      "Please can I buy medicine for my father?"

      The nurse shook her head. "You'd do better to take your kuku outside and cook it. Make a nice tasty stew for your baba instead."

      "Please," the boy begged. "Mama said we haven't any money for medicine."

      "I said no." The nurse walked on past him. "Take your hen away."

      Abela remembered the money that the woman from the bus had given her. She ran after the nurse and tugged her arm. "I've got money," she said. "Some medicine for my mama and some for his baba. Real money."

      She held out her hand. The coins were hot and wet in her palm, she'd been clutching them so tightly.

      The nurse clicked her tongue impatiently. "Money or hens, mangoes or bicycles, they're no use, child. Nothing is, anymore. We haven't got any medicine left. We ran out of them two weeks ago."

      Abela stared at her, unbelieving. They had come all this way for help. Surely there was something her mother could be given to ease her? The medicine man in the village would have found something for her, a weed or an herb, a colored potato, the juice of crushed insects; anything rather than send her away with nothing.

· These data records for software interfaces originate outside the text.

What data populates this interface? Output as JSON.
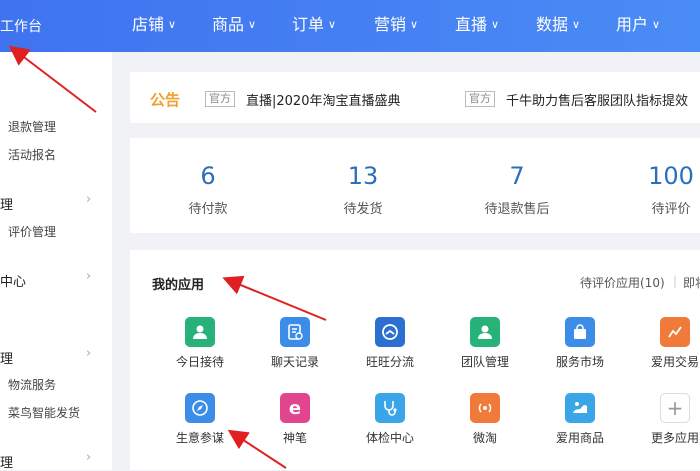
{
  "topbar": {
    "brand": "工作台",
    "nav": [
      "店铺",
      "商品",
      "订单",
      "营销",
      "直播",
      "数据",
      "用户"
    ]
  },
  "sidebar": {
    "items": [
      {
        "text": "退款管理"
      },
      {
        "text": "活动报名"
      },
      {
        "text": "理"
      },
      {
        "text": "评价管理"
      },
      {
        "text": "中心"
      },
      {
        "text": "理"
      },
      {
        "text": "物流服务"
      },
      {
        "text": "菜鸟智能发货"
      },
      {
        "text": "理"
      }
    ]
  },
  "notice": {
    "label": "公告",
    "items": [
      {
        "tag": "官方",
        "text": "直播|2020年淘宝直播盛典"
      },
      {
        "tag": "官方",
        "text": "千牛助力售后客服团队指标提效"
      }
    ]
  },
  "stats": [
    {
      "value": "6",
      "label": "待付款"
    },
    {
      "value": "13",
      "label": "待发货"
    },
    {
      "value": "7",
      "label": "待退款售后"
    },
    {
      "value": "100",
      "label": "待评价"
    }
  ],
  "apps": {
    "title": "我的应用",
    "link1": "待评价应用(10)",
    "link2": "即将",
    "items": [
      {
        "label": "今日接待",
        "icon": "person-icon",
        "color": "#27b27a"
      },
      {
        "label": "聊天记录",
        "icon": "chat-record-icon",
        "color": "#3b8de8"
      },
      {
        "label": "旺旺分流",
        "icon": "split-icon",
        "color": "#2b6fd0"
      },
      {
        "label": "团队管理",
        "icon": "team-icon",
        "color": "#27b27a"
      },
      {
        "label": "服务市场",
        "icon": "shop-bag-icon",
        "color": "#3b8de8"
      },
      {
        "label": "爱用交易",
        "icon": "trade-icon",
        "color": "#f07a3a"
      },
      {
        "label": "生意参谋",
        "icon": "compass-icon",
        "color": "#3b8de8"
      },
      {
        "label": "神笔",
        "icon": "pen-icon",
        "color": "#e0458e"
      },
      {
        "label": "体检中心",
        "icon": "stethoscope-icon",
        "color": "#3aa6e8"
      },
      {
        "label": "微淘",
        "icon": "broadcast-icon",
        "color": "#f07a3a"
      },
      {
        "label": "爱用商品",
        "icon": "goods-icon",
        "color": "#3aa6e8"
      },
      {
        "label": "更多应用",
        "icon": "plus-icon",
        "color": "#ffffff"
      }
    ]
  }
}
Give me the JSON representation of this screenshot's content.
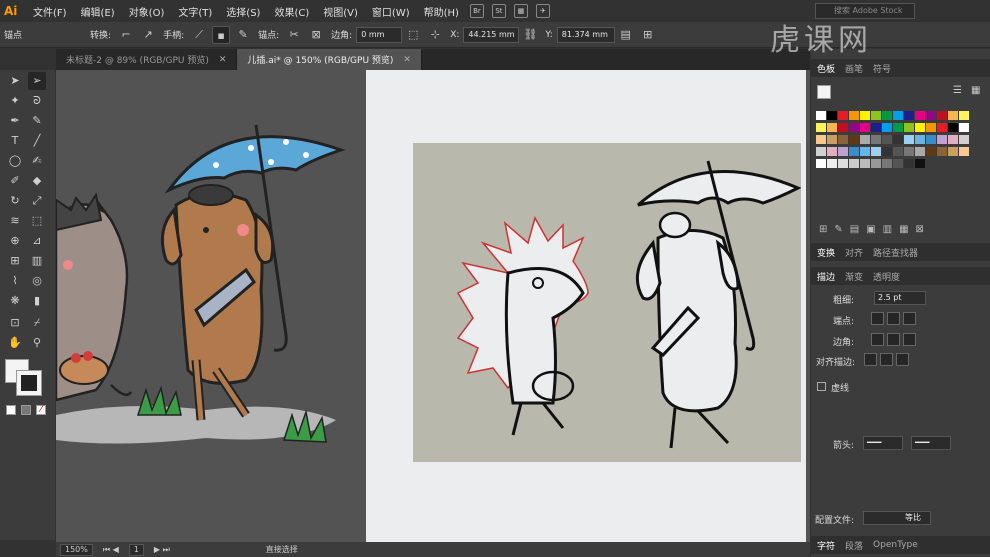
{
  "app": {
    "logo": "Ai",
    "workspace": "p1"
  },
  "menu": [
    "文件(F)",
    "编辑(E)",
    "对象(O)",
    "文字(T)",
    "选择(S)",
    "效果(C)",
    "视图(V)",
    "窗口(W)",
    "帮助(H)"
  ],
  "search_placeholder": "搜索 Adobe Stock",
  "control": {
    "anchor_label": "锚点",
    "convert_label": "转换:",
    "handle_label": "手柄:",
    "anchor2_label": "锚点:",
    "corner_label": "边角:",
    "corner_value": "0 mm",
    "x_label": "X:",
    "x_value": "44.215 mm",
    "y_label": "Y:",
    "y_value": "81.374 mm"
  },
  "tabs": [
    {
      "label": "未标题-2 @ 89% (RGB/GPU 预览)",
      "active": false
    },
    {
      "label": "儿插.ai* @ 150% (RGB/GPU 预览)",
      "active": true
    }
  ],
  "status": {
    "zoom": "150%",
    "page": "1",
    "tool": "直接选择"
  },
  "panels": {
    "top_tabs": [
      "色板",
      "画笔",
      "符号"
    ],
    "transform_tabs": [
      "变换",
      "对齐",
      "路径查找器"
    ],
    "stroke_tabs": [
      "描边",
      "渐变",
      "透明度"
    ],
    "weight_label": "粗细:",
    "weight_value": "2.5 pt",
    "cap_label": "端点:",
    "corner_label": "边角:",
    "align_label": "对齐描边:",
    "dashed_label": "虚线",
    "arrow_label": "箭头:",
    "profile_label": "配置文件:",
    "profile_value": "等比",
    "bottom_tabs": [
      "字符",
      "段落",
      "OpenType"
    ]
  },
  "watermark": "虎课网",
  "colors": {
    "accent": "#ff9a00",
    "swatch_row": [
      "#ffffff",
      "#000000",
      "#e31e24",
      "#f39800",
      "#fff100",
      "#8fc31f",
      "#009944",
      "#00a0e9",
      "#1d2088",
      "#e4007f",
      "#920783",
      "#c30d23",
      "#f8b551",
      "#fff45c"
    ]
  }
}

      "Can I pay for a doctor to see her?"

      "No doctors here," the nurse said. "They've all moved on, or died. Your money is useless, little one, wherever you got it from. You can't even eat it. The only thing you can buy here is coffins." She squatted down, moved at last by pity the desperate child. "Go home. Take your mama home. That's the best. There's nothing we can do for her."


    The Girl Who Saw Lions, P44~46
    Berlie Dorherty
    ISBN 978-1-59643-377-9

  2.   I don't know why God did this to me. He has taken nearly everything that belongs to me, and I am so afraid because I don't know where it will stop. Perhaps my grandmother will be next, but she says no, she is too old to die of this sickness, she will die of something else.

      "And me?" I hardly dared to ask such a question. Fright was fluttering in my throat like a butterfly.

      Grandmother Bibi shook her head. "Your mama and Baba were not ill when you were born; there were healthy and strong. But by the time they were waiting for Nyota to be born, they were already very sick themselves. So the baby had no chance."

      "No chance?"

      "No. That baby had no chance to live."

      I stared into pile of chippings that my grandmother had made. I have heard of a baby who was born with no sight. I have even heard of a baby born with no arms. But I have never heard of a baby born with no chance. And this was a new thing for me to think about; to live or to die, to be sick or healthy was all a matter of chance? Could this be true?

    The Girl Who Saw Lions, P61~62
    Berlie Dorherty
    ISBN 978-1-59643-377-9